Despite the fact that building a third runway is tremendously costly, approximately £16.5bn, it is still unclear who will pay for it. Construction costs are likely to be transferred to airliners, inevitably signing the raise on ticket fares for customers and furthermore reducing demand after Brexit. If put into practice, the construction of the third runway could increase the demand for other European hub-and-spoke airports focused on the same clientele, such as Paris-Charles De Gaulle, Frankfurt or Amsterdam Schipol (connecting local flights with long-haul flights). Precisely what May’s government is trying to avoid.

The rising European challenge to Heathrow - Financial Times courtesy

The rising European challenge to Heathrow – Financial Times courtesy

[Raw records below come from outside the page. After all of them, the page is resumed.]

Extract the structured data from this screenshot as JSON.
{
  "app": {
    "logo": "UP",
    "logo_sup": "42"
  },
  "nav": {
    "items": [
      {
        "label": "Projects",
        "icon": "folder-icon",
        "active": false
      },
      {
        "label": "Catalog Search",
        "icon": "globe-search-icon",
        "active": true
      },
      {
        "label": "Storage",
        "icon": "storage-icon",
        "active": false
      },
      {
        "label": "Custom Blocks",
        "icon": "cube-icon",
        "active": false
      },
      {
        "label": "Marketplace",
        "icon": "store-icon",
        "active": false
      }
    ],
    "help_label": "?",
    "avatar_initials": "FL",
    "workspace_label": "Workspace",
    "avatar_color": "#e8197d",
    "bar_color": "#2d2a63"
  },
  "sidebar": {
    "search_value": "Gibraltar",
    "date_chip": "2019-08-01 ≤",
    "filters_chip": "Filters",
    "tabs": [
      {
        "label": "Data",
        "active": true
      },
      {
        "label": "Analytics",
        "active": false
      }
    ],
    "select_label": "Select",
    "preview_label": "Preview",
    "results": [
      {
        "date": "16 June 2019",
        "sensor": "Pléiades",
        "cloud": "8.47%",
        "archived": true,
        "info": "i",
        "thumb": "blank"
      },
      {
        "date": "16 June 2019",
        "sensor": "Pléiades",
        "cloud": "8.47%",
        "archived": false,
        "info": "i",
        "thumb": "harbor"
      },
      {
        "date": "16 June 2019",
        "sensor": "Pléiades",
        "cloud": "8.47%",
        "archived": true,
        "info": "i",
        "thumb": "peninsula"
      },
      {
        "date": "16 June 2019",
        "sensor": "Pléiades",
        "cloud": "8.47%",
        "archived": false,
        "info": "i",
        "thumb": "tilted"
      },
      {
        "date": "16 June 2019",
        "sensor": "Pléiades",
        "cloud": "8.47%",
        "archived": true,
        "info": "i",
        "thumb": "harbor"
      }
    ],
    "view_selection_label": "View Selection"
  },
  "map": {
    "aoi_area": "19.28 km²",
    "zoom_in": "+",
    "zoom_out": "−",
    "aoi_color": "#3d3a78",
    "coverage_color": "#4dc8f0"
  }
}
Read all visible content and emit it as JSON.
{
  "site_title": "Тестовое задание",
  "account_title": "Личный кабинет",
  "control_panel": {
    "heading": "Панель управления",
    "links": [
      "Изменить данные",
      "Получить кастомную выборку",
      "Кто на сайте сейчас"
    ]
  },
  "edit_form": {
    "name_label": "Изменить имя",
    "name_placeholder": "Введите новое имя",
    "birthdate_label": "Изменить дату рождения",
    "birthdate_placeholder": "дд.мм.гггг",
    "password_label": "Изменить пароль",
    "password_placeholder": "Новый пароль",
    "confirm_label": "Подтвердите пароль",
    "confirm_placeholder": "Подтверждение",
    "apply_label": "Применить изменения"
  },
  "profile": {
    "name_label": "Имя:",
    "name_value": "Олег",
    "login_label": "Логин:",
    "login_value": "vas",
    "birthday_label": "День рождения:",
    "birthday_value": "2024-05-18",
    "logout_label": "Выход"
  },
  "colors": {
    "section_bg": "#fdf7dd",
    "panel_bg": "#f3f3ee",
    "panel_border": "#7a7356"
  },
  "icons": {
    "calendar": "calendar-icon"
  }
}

Real estate is another major concern for both British government and Heathrow airport management. In case of a final ‘go’, Harmondsworth village – including its mid 11th century St Mary’s Church – has to be bought and razed with a net loss for the airport of £250m, spokeswoman said. Furthermore, house prices in the surroundings are likely to decline, contributing to the general slowdown of London house prices from Brexit referendum.

Surrounding population is understandably protesting against the increase of noise deriving from a potential third runway. Government promptly stated out three solutions. First, incentives to airliners to use noise-reduction planes. Second, a six-and-a-half hours’ ban will be implemented on scheduled night flights. Last, a sum of £700m will be paid to householders for noise insulation.

Government is on a far trickier ground when it comes to environmental concerns. Government has been warned more than once from UK’s highest court to take immediate action to cut nitrogen dioxide emissions (NO2), and reassurances from airport management to increase number of electric cars within the airport aprons do not impress ‘no’ campaigners.

So far, hints suggest that May’s approval for the third runway is just a signal stating ‘UK is still open for business’, making a fuss for public opinion. It looks like St Paul Cathedral’s view of the sky is safe. At least for the next few years.


Matteo Negro, graduate in Business Administration and Management from Bocconi University, is now enrolled in the Master of Science in Management at Bocconi. His interests range from infrastructures, transport management and private-public partnerships.

Video courtesy, The Guardian. Graph courtesy, Financial Times.